(App and web page records)
_ _ _ _ _ _ _

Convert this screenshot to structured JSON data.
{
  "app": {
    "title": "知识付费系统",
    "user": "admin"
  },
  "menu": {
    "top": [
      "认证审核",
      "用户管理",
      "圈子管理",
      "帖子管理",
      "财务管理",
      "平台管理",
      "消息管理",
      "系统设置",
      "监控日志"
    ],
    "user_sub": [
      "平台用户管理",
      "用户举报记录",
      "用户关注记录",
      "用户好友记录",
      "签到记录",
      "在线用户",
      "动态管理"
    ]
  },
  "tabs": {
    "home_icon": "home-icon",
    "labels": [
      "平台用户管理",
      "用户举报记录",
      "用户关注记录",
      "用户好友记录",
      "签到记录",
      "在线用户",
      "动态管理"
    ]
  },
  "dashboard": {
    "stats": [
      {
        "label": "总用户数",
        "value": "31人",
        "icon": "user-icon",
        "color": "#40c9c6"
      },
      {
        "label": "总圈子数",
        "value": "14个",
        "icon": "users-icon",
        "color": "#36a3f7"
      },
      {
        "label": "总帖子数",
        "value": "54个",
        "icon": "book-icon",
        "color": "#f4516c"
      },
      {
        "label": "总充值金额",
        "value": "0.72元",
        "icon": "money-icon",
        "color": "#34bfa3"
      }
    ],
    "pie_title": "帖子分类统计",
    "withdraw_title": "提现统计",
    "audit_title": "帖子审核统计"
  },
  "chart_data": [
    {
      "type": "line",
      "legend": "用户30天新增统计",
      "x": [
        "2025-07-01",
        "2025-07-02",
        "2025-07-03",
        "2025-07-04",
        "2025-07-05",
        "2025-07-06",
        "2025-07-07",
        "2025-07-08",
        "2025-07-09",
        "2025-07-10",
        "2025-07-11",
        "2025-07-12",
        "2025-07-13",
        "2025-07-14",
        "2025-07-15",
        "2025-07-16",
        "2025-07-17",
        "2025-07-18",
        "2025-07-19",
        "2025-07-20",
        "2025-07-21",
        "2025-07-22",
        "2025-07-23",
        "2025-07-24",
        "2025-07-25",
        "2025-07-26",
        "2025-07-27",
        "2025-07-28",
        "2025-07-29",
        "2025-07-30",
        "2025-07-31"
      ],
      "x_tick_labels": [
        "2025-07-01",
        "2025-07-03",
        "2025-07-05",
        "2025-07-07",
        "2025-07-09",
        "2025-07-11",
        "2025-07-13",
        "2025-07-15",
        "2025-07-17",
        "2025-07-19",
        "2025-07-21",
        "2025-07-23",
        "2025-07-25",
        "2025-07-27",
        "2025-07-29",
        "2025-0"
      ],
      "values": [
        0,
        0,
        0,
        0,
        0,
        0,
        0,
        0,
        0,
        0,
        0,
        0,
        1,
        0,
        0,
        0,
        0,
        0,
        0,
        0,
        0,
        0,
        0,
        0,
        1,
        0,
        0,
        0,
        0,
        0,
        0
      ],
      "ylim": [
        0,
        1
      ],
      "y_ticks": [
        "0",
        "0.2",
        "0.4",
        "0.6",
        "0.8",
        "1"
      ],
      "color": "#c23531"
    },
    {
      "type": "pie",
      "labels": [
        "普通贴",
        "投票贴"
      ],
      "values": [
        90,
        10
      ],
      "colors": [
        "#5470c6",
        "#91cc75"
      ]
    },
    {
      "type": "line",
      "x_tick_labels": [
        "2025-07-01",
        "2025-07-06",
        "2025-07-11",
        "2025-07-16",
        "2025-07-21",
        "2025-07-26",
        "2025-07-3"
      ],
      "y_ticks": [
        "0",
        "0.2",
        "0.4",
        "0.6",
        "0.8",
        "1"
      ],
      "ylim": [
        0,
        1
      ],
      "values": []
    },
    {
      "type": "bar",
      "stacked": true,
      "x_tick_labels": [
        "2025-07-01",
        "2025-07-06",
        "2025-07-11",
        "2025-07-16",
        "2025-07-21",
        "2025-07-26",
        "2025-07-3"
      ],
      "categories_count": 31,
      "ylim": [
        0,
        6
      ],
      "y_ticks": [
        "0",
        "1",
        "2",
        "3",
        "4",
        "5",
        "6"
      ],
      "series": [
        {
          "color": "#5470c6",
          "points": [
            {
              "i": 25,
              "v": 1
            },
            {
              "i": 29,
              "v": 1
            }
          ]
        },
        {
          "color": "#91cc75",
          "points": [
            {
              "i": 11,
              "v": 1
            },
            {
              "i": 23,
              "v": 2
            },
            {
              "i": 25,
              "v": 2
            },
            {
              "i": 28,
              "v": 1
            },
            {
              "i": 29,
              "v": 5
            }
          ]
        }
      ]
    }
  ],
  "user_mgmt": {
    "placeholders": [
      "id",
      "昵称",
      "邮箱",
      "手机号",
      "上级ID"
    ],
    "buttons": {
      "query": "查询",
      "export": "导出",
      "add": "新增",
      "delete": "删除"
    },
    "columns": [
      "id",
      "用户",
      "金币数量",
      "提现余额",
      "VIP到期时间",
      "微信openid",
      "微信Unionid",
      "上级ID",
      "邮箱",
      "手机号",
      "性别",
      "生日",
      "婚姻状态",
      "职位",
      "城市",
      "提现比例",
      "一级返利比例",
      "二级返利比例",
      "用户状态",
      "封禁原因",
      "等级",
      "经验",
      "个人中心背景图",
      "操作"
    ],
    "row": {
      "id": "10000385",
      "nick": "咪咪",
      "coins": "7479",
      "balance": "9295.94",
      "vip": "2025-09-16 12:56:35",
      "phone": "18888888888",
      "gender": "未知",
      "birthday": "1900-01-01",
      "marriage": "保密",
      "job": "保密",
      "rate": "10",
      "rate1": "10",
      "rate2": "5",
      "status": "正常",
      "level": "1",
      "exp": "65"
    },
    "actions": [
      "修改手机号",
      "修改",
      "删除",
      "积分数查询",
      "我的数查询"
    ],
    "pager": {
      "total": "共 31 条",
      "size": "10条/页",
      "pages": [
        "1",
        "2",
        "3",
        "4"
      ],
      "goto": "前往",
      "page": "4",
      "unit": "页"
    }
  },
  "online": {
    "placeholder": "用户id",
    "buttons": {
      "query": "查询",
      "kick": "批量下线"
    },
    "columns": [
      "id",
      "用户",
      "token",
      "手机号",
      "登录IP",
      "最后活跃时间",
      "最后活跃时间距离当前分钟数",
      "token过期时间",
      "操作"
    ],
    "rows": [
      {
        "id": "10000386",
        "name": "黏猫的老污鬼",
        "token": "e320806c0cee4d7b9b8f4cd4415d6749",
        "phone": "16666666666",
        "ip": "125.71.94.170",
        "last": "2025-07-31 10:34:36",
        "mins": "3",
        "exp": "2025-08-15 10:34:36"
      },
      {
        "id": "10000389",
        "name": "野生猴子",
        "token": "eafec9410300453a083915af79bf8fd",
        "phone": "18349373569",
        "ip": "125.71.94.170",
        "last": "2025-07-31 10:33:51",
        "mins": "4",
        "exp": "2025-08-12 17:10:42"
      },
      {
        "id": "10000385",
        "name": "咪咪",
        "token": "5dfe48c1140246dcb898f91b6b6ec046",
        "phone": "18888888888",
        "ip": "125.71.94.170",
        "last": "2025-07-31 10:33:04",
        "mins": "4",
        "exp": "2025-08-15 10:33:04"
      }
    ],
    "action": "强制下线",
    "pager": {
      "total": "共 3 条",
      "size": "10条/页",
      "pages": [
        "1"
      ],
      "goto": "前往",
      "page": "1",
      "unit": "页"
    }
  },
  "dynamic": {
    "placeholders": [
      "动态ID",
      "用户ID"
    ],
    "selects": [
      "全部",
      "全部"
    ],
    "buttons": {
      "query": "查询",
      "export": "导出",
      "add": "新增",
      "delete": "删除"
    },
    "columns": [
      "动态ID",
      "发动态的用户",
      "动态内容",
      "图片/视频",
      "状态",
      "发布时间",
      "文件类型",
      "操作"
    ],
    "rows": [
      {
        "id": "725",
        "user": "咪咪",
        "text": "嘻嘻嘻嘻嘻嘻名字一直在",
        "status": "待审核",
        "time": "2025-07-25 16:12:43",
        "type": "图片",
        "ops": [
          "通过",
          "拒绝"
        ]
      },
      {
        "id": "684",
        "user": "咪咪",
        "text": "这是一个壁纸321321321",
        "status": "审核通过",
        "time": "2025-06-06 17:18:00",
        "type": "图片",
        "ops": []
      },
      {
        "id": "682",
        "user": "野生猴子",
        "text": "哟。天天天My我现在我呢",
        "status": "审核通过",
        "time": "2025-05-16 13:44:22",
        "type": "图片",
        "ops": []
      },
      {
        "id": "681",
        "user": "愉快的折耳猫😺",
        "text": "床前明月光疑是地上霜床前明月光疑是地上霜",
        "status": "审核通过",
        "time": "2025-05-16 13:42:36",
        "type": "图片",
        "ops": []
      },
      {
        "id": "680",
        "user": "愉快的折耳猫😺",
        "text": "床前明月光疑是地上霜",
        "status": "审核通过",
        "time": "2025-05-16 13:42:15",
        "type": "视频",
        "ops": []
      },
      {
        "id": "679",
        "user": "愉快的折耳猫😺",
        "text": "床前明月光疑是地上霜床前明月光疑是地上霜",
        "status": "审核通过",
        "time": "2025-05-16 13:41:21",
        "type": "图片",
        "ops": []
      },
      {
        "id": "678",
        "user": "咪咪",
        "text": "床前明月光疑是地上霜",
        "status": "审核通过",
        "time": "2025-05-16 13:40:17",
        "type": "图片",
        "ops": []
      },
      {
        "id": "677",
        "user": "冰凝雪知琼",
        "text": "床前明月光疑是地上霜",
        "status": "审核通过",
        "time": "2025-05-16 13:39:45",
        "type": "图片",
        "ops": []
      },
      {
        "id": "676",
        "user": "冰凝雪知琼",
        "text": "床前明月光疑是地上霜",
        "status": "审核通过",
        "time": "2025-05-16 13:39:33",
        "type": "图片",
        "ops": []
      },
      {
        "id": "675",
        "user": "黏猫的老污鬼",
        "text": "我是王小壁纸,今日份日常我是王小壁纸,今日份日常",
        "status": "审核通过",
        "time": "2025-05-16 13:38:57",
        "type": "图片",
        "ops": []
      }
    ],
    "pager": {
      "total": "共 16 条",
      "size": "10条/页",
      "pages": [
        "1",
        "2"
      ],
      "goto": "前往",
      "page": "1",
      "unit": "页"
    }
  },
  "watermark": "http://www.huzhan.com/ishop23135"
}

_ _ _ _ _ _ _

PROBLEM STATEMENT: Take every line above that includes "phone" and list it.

RESPONSE TO THE TASK:
      "phone": "18888888888",
        "phone": "16666666666",
        "phone": "18349373569",
        "phone": "18888888888",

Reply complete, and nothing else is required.